With all due respect to my colleagues, this is not a business model problem. The model doesn't matter. What this is is a Management (and leadership) Problem. Law firm owners seem to think they should have a say in every management and operational decision. No matter the business model, a successful company will not give every owner business decision authority. Susan's reference to the recently converted GC goes to the core of this. His frustrations center on the inability of even a progressive firm to make a decision.
I have a saying that if you asked a law firm to take a poop (I had to work that word back in), they would form a committee of owners and spend 12 months developing and issuing a report that says pooping is a good idea and the firm should support any owners who make poop requests. The committee wouldn't actually approve a specific bowel movement request, but would instead suggest a method for how any request to make a 'movement' might be approved.
In a slight admission of some validity to the bitch about the partnership business model, it may be conducive to poor management decision making. However, I have seen firms using LLC or professional corporation models with all of the exact same problems. The only difference is they call owners shareholders instead of partners.

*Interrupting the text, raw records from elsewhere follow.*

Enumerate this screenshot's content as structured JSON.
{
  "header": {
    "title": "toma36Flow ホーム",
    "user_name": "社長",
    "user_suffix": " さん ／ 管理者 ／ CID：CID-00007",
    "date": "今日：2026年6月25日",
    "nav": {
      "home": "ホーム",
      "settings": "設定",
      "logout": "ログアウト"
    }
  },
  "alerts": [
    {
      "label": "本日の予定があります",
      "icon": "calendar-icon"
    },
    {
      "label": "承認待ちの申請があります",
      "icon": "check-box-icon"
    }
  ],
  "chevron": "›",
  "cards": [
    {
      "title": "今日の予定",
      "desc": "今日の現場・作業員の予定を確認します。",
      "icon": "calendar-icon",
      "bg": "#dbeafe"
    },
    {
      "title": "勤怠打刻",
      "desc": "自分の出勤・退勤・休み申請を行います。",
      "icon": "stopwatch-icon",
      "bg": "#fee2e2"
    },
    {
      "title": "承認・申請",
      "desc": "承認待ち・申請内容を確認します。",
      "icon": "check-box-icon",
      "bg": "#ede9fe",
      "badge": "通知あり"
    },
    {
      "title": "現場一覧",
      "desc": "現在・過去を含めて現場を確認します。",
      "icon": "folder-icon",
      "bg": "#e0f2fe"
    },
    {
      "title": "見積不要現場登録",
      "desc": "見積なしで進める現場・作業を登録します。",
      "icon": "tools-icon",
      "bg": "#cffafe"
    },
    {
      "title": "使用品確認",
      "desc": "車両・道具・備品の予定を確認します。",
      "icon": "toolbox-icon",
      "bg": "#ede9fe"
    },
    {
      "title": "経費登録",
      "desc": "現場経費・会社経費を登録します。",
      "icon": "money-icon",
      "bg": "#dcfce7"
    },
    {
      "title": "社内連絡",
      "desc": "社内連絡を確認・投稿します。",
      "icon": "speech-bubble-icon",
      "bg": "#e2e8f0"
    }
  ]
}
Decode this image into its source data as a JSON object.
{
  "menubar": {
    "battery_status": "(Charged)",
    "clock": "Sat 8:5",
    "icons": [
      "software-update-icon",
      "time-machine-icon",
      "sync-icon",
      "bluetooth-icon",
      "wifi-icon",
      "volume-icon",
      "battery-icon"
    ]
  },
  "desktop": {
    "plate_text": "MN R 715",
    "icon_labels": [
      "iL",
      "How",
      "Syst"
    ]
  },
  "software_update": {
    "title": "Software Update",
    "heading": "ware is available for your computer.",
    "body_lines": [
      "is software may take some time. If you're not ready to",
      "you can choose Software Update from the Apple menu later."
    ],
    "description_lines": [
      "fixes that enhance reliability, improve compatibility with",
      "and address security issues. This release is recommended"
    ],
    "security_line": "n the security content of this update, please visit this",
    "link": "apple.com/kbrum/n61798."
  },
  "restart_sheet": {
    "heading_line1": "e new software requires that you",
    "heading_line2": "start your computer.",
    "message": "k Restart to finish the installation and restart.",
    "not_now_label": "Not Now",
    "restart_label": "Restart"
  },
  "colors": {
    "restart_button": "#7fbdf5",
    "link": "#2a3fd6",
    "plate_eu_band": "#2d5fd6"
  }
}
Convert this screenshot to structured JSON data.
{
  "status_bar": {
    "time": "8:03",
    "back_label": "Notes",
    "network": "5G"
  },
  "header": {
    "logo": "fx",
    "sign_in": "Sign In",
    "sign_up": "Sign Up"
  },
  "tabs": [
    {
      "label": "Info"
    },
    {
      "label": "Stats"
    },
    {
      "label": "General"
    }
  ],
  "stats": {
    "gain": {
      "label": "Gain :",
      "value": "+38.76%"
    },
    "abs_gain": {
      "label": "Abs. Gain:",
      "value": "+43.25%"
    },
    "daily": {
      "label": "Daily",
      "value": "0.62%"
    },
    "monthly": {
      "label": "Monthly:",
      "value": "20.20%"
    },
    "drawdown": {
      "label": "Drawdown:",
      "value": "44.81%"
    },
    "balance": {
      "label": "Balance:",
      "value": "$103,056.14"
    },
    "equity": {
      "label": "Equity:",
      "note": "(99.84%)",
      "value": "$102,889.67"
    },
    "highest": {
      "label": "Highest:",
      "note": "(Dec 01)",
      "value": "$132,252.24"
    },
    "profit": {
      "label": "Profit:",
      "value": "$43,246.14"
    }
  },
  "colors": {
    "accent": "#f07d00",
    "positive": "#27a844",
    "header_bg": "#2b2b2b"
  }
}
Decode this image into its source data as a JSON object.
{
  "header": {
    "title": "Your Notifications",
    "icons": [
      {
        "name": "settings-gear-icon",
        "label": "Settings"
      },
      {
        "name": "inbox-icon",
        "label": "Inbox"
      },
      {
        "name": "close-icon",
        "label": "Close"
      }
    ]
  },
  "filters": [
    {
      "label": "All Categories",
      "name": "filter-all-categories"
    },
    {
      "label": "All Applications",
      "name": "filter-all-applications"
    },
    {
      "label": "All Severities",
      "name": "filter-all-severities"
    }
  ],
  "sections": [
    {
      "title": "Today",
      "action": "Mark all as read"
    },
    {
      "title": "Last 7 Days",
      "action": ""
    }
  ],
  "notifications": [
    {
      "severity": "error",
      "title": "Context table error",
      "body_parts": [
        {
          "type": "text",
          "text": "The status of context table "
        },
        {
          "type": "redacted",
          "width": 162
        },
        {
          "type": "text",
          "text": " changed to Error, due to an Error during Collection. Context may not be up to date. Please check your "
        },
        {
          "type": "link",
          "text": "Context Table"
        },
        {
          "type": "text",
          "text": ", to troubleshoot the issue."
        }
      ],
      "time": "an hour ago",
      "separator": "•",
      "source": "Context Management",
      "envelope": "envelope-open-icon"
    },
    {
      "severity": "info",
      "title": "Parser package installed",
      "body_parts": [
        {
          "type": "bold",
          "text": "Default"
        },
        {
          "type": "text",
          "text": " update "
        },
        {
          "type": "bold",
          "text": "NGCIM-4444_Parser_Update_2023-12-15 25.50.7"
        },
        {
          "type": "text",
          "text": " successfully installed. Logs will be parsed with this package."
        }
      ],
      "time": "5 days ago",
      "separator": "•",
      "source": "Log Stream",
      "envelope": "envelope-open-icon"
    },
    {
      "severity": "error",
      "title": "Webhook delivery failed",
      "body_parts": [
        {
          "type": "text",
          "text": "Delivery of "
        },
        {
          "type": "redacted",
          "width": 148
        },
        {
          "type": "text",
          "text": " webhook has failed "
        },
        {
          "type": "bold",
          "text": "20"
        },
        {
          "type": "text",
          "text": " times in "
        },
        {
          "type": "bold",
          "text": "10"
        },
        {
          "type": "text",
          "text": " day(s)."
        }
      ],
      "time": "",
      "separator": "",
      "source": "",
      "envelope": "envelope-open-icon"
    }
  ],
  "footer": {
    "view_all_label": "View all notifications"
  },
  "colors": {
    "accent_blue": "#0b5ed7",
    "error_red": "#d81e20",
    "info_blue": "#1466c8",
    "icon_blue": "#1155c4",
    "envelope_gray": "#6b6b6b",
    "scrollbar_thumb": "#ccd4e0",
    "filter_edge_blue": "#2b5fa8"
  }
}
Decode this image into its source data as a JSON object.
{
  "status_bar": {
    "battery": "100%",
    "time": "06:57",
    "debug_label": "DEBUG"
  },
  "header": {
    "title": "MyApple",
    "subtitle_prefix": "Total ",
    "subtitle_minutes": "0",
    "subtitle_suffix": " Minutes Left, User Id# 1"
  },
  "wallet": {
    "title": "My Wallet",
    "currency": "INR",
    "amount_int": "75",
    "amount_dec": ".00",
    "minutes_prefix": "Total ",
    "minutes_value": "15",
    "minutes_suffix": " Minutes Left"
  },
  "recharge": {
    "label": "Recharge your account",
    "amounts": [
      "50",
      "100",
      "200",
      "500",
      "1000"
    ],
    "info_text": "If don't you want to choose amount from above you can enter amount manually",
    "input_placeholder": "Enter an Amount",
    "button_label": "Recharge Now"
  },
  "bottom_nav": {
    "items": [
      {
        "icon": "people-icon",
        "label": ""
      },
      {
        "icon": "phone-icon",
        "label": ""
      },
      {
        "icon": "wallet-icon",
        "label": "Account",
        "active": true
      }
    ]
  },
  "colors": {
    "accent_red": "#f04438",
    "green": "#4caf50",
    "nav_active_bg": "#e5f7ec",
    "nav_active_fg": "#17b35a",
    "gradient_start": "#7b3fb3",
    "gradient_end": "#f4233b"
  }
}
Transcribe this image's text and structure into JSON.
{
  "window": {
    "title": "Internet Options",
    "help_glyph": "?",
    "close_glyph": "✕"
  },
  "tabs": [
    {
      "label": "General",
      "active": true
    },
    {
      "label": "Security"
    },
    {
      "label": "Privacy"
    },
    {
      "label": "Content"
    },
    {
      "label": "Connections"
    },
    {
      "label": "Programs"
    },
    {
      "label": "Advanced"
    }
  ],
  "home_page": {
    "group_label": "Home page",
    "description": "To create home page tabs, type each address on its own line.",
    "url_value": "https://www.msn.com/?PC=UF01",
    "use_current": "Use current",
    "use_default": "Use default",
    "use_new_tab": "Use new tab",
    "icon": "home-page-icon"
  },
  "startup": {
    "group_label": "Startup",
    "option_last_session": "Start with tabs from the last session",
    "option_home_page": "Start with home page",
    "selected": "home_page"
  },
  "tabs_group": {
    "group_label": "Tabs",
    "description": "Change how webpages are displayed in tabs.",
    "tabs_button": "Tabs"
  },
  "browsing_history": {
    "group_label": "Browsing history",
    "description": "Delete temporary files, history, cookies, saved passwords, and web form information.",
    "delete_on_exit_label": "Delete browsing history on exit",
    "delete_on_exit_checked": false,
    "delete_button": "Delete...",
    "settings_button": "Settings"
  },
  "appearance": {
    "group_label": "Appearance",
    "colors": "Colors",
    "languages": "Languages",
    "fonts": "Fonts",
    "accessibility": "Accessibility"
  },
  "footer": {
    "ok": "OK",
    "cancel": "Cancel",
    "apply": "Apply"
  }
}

So I guess the five of us are basically arguing about the precise way in which law firms are screwed. This started as a discussion about associates' expectations about becoming owners. Built in to those unrealistic expectations is that once they become owners, they will also be able to slow down the decision making process for a firm.
Of course we should expect individual business owners to want to maximize their own personal returns, but any business that lets those agendas drive overall decisions, or worse, stop decisions from being made, is nuts.
The bottom-line here is that I am right.
PS: I vote Jordan buys.